** Opening Materials provided block **

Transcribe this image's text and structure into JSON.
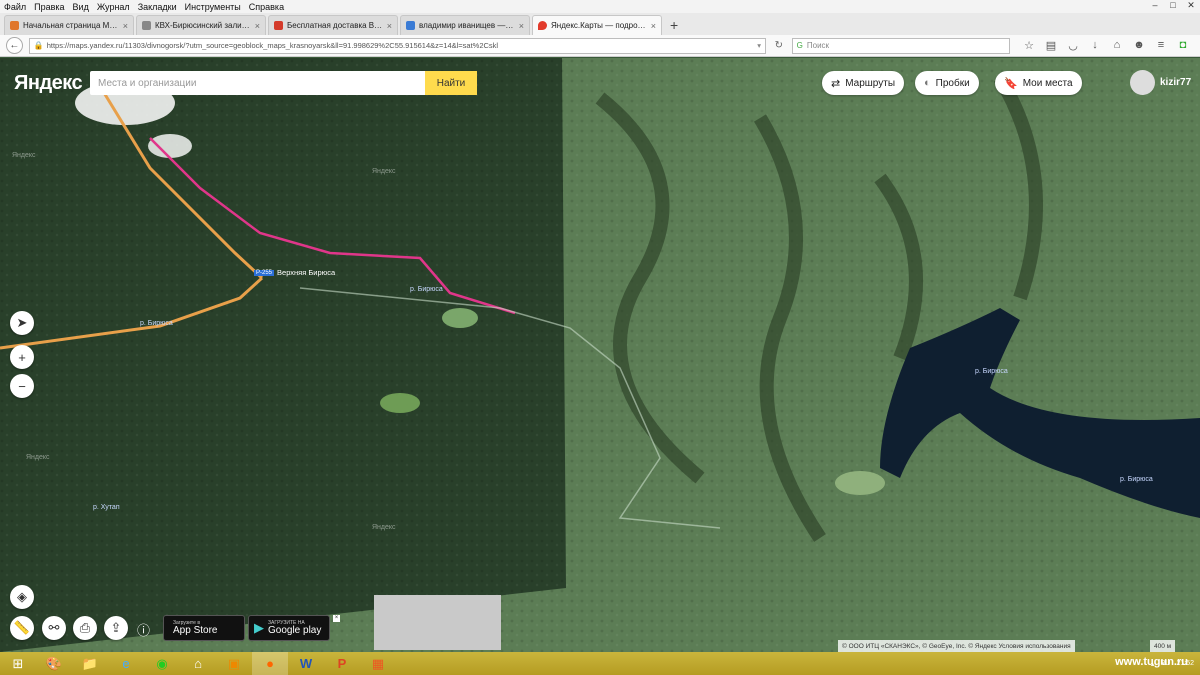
{
  "menu": [
    "Файл",
    "Правка",
    "Вид",
    "Журнал",
    "Закладки",
    "Инструменты",
    "Справка"
  ],
  "window_controls": [
    "–",
    "□",
    "✕"
  ],
  "tabs": [
    {
      "label": "Начальная страница Мо...",
      "color": "#e0762b",
      "active": false
    },
    {
      "label": "КВХ-Бирюсинский залив...",
      "color": "#888888",
      "active": false
    },
    {
      "label": "Бесплатная доставка Выс...",
      "color": "#d43a2a",
      "active": false
    },
    {
      "label": "владимир иванищев — В...",
      "color": "#3a7bd5",
      "active": false
    },
    {
      "label": "Яндекс.Карты — подроб...",
      "color": "#e23b2c",
      "active": true
    }
  ],
  "new_tab": "+",
  "address": {
    "url": "https://maps.yandex.ru/11303/divnogorsk/?utm_source=geoblock_maps_krasnoyarsk&ll=91.998629%2C55.915614&z=14&l=sat%2Cskl"
  },
  "browser_search": {
    "placeholder": "Поиск"
  },
  "map": {
    "logo": "Яндекс",
    "search_placeholder": "Места и организации",
    "find_label": "Найти",
    "routes_label": "Маршруты",
    "traffic_label": "Пробки",
    "my_places_label": "Мои места",
    "username": "kizir77",
    "village": "Верхняя Бирюса",
    "road_badge": "Р-255",
    "labels": [
      {
        "text": "р. Бирюса",
        "cls": "l1"
      },
      {
        "text": "р. Бирюса",
        "cls": "l2"
      },
      {
        "text": "р. Бирюса",
        "cls": "l3"
      },
      {
        "text": "р. Хутап",
        "cls": "l4"
      },
      {
        "text": "р. Бирюса",
        "cls": "l5"
      }
    ],
    "watermarks": [
      "Яндекс",
      "Яндекс",
      "Яндекс",
      "Яндекс"
    ],
    "app_store": {
      "top": "Загрузите в",
      "main": "App Store"
    },
    "google_play": {
      "top": "ЗАГРУЗИТЕ НА",
      "main": "Google play"
    },
    "copyright": "© ООО ИТЦ «СКАНЭКС», © GeoEye, Inc. © Яндекс Условия использования",
    "scale": "400 м"
  },
  "taskbar": {
    "brand": "www.tugun.ru",
    "time": "21:52",
    "lang": "RU"
  }
}
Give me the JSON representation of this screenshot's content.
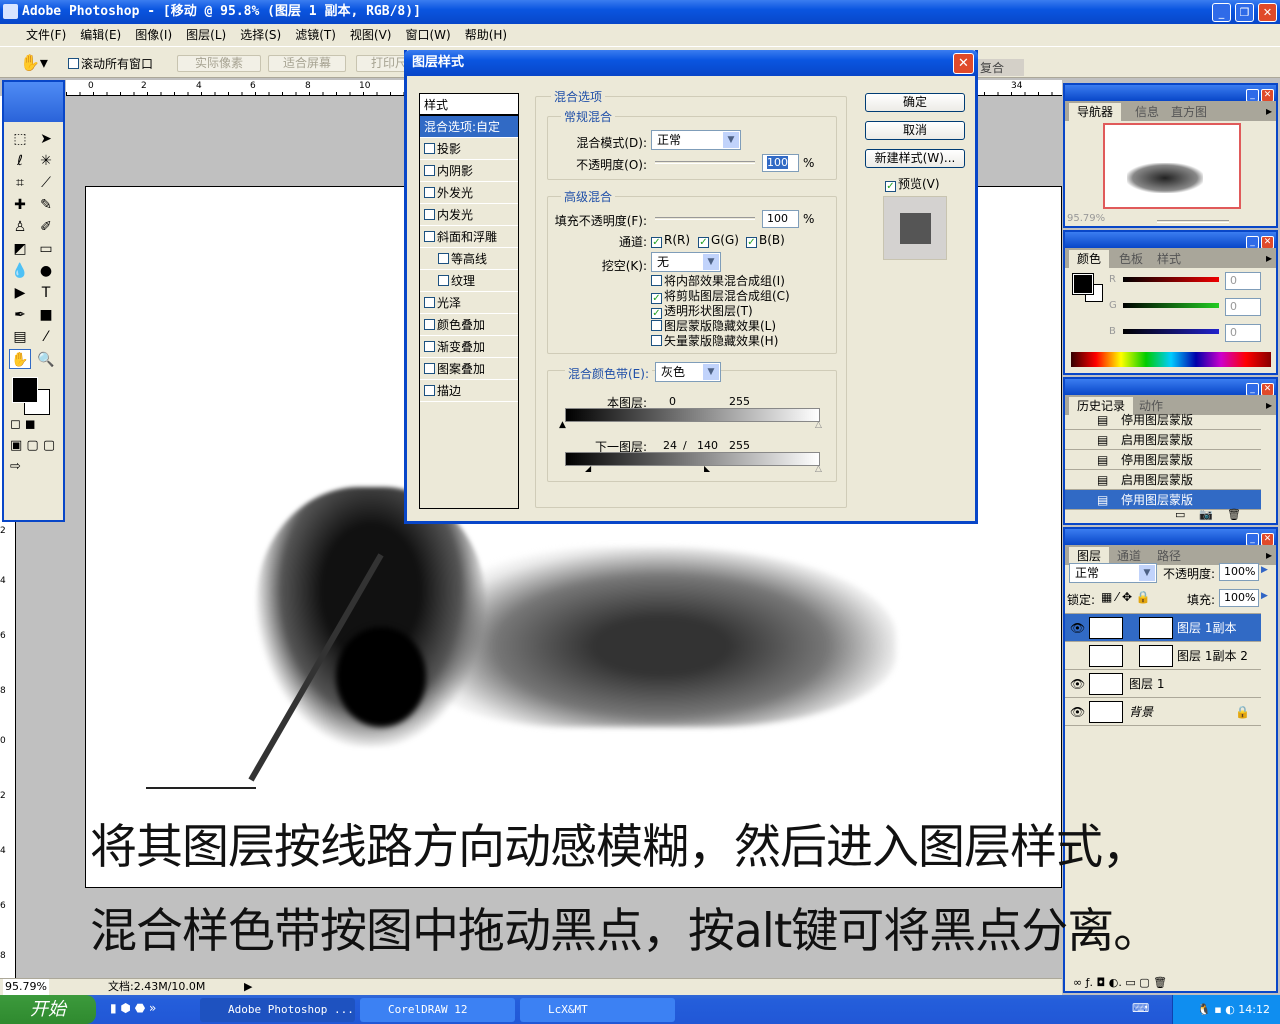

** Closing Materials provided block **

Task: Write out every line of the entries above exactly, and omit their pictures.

The answer:
Transcribe this image's text and structure into JSON.
{
  "menu": [
    "Файл",
    "Правка",
    "Вид",
    "Журнал",
    "Закладки",
    "Инструменты",
    "Справка"
  ],
  "window_controls": [
    "–",
    "□",
    "✕"
  ],
  "tabs": [
    {
      "label": "Начальная страница Мо...",
      "color": "#e0762b",
      "active": false
    },
    {
      "label": "КВХ-Бирюсинский залив...",
      "color": "#888888",
      "active": false
    },
    {
      "label": "Бесплатная доставка Выс...",
      "color": "#d43a2a",
      "active": false
    },
    {
      "label": "владимир иванищев — В...",
      "color": "#3a7bd5",
      "active": false
    },
    {
      "label": "Яндекс.Карты — подроб...",
      "color": "#e23b2c",
      "active": true
    }
  ],
  "new_tab": "+",
  "address": {
    "url": "https://maps.yandex.ru/11303/divnogorsk/?utm_source=geoblock_maps_krasnoyarsk&ll=91.998629%2C55.915614&z=14&l=sat%2Cskl"
  },
  "browser_search": {
    "placeholder": "Поиск"
  },
  "map": {
    "logo": "Яндекс",
    "search_placeholder": "Места и организации",
    "find_label": "Найти",
    "routes_label": "Маршруты",
    "traffic_label": "Пробки",
    "my_places_label": "Мои места",
    "username": "kizir77",
    "village": "Верхняя Бирюса",
    "road_badge": "Р-255",
    "labels": [
      {
        "text": "р. Бирюса",
        "cls": "l1"
      },
      {
        "text": "р. Бирюса",
        "cls": "l2"
      },
      {
        "text": "р. Бирюса",
        "cls": "l3"
      },
      {
        "text": "р. Хутап",
        "cls": "l4"
      },
      {
        "text": "р. Бирюса",
        "cls": "l5"
      }
    ],
    "watermarks": [
      "Яндекс",
      "Яндекс",
      "Яндекс",
      "Яндекс"
    ],
    "app_store": {
      "top": "Загрузите в",
      "main": "App Store"
    },
    "google_play": {
      "top": "ЗАГРУЗИТЕ НА",
      "main": "Google play"
    },
    "copyright": "© ООО ИТЦ «СКАНЭКС», © GeoEye, Inc. © Яндекс Условия использования",
    "scale": "400 м"
  },
  "taskbar": {
    "brand": "www.tugun.ru",
    "time": "21:52",
    "lang": "RU"
  }
}
Give me the JSON representation of this screenshot's content.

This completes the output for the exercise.